In the U.S. and around the globe, the spread of nuclear weapons is seen as a major threat, but not overwhelmingly so. Those concerned, however, look to the U.S. for leadership.
Strengthening the nation's economy and improving the job situation continue to top nation's priority list. However, shifts have occurred on the priority give to two issues: energy (down) and the budget deficit (up). Extremely large partisan gaps exist on the importance of health care and global warming.
The government's ratings for reducing the threat of terrorism have slipped, and Americans are increasingly more concerned with safety than civil liberties.
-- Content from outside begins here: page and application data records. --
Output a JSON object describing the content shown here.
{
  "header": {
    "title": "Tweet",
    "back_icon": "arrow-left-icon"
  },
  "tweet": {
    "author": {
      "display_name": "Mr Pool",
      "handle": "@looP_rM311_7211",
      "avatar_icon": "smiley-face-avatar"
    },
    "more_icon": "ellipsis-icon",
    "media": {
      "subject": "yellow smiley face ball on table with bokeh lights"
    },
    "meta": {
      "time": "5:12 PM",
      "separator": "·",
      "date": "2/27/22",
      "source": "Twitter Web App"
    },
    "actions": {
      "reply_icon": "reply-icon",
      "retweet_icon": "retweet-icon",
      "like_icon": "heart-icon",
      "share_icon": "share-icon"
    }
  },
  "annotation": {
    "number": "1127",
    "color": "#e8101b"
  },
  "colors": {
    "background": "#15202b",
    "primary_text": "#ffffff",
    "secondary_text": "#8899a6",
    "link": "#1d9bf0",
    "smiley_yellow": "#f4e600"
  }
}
Domestically, few see an upside to health care reform, and the national mood remains grim. Yet President Obama's political standing is little affected, and his personal image remains positive.
A new survey of both the public and members of the Council on Foreign Relations finds an increasingly isolationist sentiment among Americans. The public also differs with CFR members on increasing troop levels in Afghanistan, the threat posed by China and the use of torture.
Just more than half (52%) of Americans say they are very concerned about the possible rise of Islamic extremism in the U.S., up from 46% in April 2007.
While both Americans and Western Europeans generally believe the "Af-Pak" region potentially poses significant threats to national security, they do not share a common view about the deployment of military forces in Afghanistan.
About six-in-ten Americans feel it is more important to prevent Iran from obtaining nuclear weapons with military force than to avoid conflict. However, most also approve of direct negotiations and tougher economic sanctions. The efficacy of diplomacy is questioned, though.
A solid majority of Americans continue to approve of Barack Obama’s job performance, although they express mixed views of several of his policies. Only about one-in-five Americans (21%) say the U.S. is less safe from terrorism under the Obama administration than under the Bush administration
Amid intense debate over the use of torture against suspected terrorists, public opinion about this issue remains about equally divided overall, although Republicans are far more likely than Democrats to say it is at least sometimes justified.
Obama receives positive ratings for his handling of terrorism but the public remains deeply divided over how best to defend the nation against the threat.